When I was about nine, my neighbor Kevin and I were dangerously sitting on our knees looking out the back of our school bus, waving to the line of cars behind us. Kevin, a well known prankster, was issued a citation by our bus driver. I was not. 

It didn’t seem fair at the time. In fact, I remember saying to the bus driver, “I was waving out the window too,” in case maybe she didn’t see me. I felt weird that I hadn't been reprimanded. 

“Do you want a citation?” she asked. 

I imagined the shame that came with carrying a white piece of paper home, the disappointed look on my parent’s faces as I handed it to them, the punishment (what if they took away Small Wonder viewing?!). I shook my head, and watched Vicky try to be a real girl that night. But I thought about how unfair it felt that that I got off scot-free. Even though I benefitted, it didn’t feel good. 
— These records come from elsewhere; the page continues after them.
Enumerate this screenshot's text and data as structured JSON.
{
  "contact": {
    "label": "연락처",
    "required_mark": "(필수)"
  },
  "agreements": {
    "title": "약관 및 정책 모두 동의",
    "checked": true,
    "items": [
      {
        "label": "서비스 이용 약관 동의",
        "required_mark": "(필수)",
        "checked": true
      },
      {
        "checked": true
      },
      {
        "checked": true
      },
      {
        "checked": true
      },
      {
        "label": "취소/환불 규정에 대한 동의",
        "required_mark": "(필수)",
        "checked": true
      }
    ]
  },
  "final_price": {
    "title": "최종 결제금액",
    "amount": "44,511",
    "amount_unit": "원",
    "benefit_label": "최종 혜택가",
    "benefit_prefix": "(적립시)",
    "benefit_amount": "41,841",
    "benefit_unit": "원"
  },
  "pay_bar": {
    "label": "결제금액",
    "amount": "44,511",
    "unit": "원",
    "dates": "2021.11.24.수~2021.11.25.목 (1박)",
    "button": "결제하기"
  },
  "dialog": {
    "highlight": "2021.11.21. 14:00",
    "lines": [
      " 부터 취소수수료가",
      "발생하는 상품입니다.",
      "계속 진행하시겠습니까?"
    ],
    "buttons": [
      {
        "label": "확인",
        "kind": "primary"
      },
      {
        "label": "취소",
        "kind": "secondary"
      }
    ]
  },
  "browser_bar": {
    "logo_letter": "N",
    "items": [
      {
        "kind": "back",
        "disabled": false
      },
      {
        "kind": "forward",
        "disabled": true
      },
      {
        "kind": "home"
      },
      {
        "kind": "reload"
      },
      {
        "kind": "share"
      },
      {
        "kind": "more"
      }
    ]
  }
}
The citation didn’t seem to irrevocably change Kevin’s life. He has a career, a wife with great style (I scoped her wedding shoes), and a child. But how did not getting one change mine? 

I was quiet in elementary school. To keep us busy, Mrs. K, a fourth-grade substitute (who’d caught me cheating on a spelling test the year before—phew, I’m not perfect after all!) read each of our name’s meanings. “Alicia,” she said in a big voice. “Simple and seemly.” 

“What does ‘seemly’ mean?” Kevin had asked. 

“Polite,” Mrs. K responded. “Calm.” 

I remember the way Kevin nodded. “That’s about right,” he’d said. 

That day on the bus, I learned I could get away with things others might not. It was a rare example of what I’d now chalk up to female-privilege, or perhaps “typically-demure” privilege. It gave me permission to move through the world a little differently. 

I think about that a lot these days, especially as I consider privileges I don’t have: being heard when I’ve spoken up about pain or discomfort, feeling safe to walk alone in the woods. Sure, I’m not the most privileged…but I’m not the least. 

In tiny ways, every day, in ways I can’t begin to see, I’m more privileged than many. And there’s a part of me that wants to point out, of course. But I’d be lying if I said there wasn’t still a part of me that doesn’t want a citation, and just wants to watch Small Wonder in peace.